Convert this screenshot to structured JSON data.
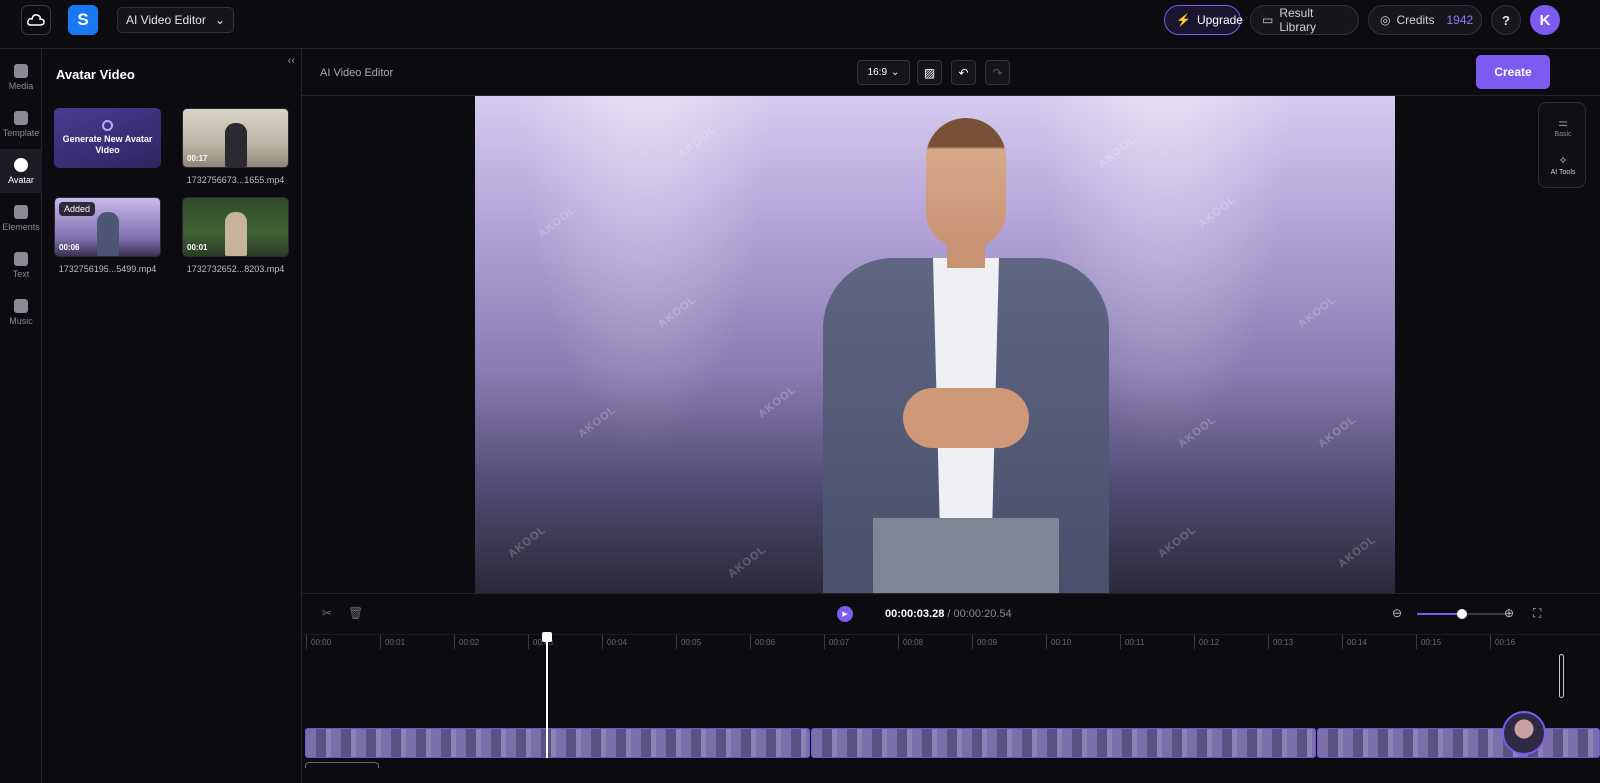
{
  "topbar": {
    "logo_icon": "cloud-logo-icon",
    "workspace_badge": "S",
    "project_select": "AI Video Editor",
    "upgrade_label": "Upgrade",
    "library_label": "Result Library",
    "credits_label": "Credits",
    "credits_value": "1942",
    "help_label": "?",
    "avatar_initial": "K",
    "accent": "#7c5cf0"
  },
  "rail": {
    "items": [
      {
        "label": "Media",
        "icon": "media-icon"
      },
      {
        "label": "Template",
        "icon": "template-icon"
      },
      {
        "label": "Avatar",
        "icon": "avatar-icon",
        "active": true
      },
      {
        "label": "Elements",
        "icon": "elements-icon"
      },
      {
        "label": "Text",
        "icon": "text-icon"
      },
      {
        "label": "Music",
        "icon": "music-icon"
      }
    ]
  },
  "panel": {
    "title": "Avatar Video",
    "collapse": "‹‹",
    "generate_label": "Generate New Avatar Video",
    "assets": [
      {
        "name": "1732756673...1655.mp4",
        "duration": "00:17"
      },
      {
        "name": "1732756195...5499.mp4",
        "duration": "00:06",
        "badge": "Added"
      },
      {
        "name": "1732732652...8203.mp4",
        "duration": "00:01"
      }
    ]
  },
  "editor": {
    "title": "AI Video Editor",
    "ratio": "16:9",
    "create_label": "Create",
    "watermark": "AKOOL",
    "right_tools": [
      {
        "label": "Basic",
        "icon": "sliders-icon"
      },
      {
        "label": "AI Tools",
        "icon": "sparkle-icon"
      }
    ]
  },
  "timeline": {
    "current": "00:00:03.28",
    "separator": " / ",
    "total": "00:00:20.54",
    "zoom_level": 0.5,
    "ticks": [
      "00:00",
      "00:01",
      "00:02",
      "00:03",
      "00:04",
      "00:05",
      "00:06",
      "00:07",
      "00:08",
      "00:09",
      "00:10",
      "00:11",
      "00:12",
      "00:13",
      "00:14",
      "00:15",
      "00:16"
    ]
  }
}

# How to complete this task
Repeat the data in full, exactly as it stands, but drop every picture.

# Answer section
Convert this screenshot to structured JSON data.
{
  "topbar": {
    "logo_icon": "cloud-logo-icon",
    "workspace_badge": "S",
    "project_select": "AI Video Editor",
    "upgrade_label": "Upgrade",
    "library_label": "Result Library",
    "credits_label": "Credits",
    "credits_value": "1942",
    "help_label": "?",
    "avatar_initial": "K",
    "accent": "#7c5cf0"
  },
  "rail": {
    "items": [
      {
        "label": "Media",
        "icon": "media-icon"
      },
      {
        "label": "Template",
        "icon": "template-icon"
      },
      {
        "label": "Avatar",
        "icon": "avatar-icon",
        "active": true
      },
      {
        "label": "Elements",
        "icon": "elements-icon"
      },
      {
        "label": "Text",
        "icon": "text-icon"
      },
      {
        "label": "Music",
        "icon": "music-icon"
      }
    ]
  },
  "panel": {
    "title": "Avatar Video",
    "collapse": "‹‹",
    "generate_label": "Generate New Avatar Video",
    "assets": [
      {
        "name": "1732756673...1655.mp4",
        "duration": "00:17"
      },
      {
        "name": "1732756195...5499.mp4",
        "duration": "00:06",
        "badge": "Added"
      },
      {
        "name": "1732732652...8203.mp4",
        "duration": "00:01"
      }
    ]
  },
  "editor": {
    "title": "AI Video Editor",
    "ratio": "16:9",
    "create_label": "Create",
    "watermark": "AKOOL",
    "right_tools": [
      {
        "label": "Basic",
        "icon": "sliders-icon"
      },
      {
        "label": "AI Tools",
        "icon": "sparkle-icon"
      }
    ]
  },
  "timeline": {
    "current": "00:00:03.28",
    "separator": " / ",
    "total": "00:00:20.54",
    "zoom_level": 0.5,
    "ticks": [
      "00:00",
      "00:01",
      "00:02",
      "00:03",
      "00:04",
      "00:05",
      "00:06",
      "00:07",
      "00:08",
      "00:09",
      "00:10",
      "00:11",
      "00:12",
      "00:13",
      "00:14",
      "00:15",
      "00:16"
    ]
  }
}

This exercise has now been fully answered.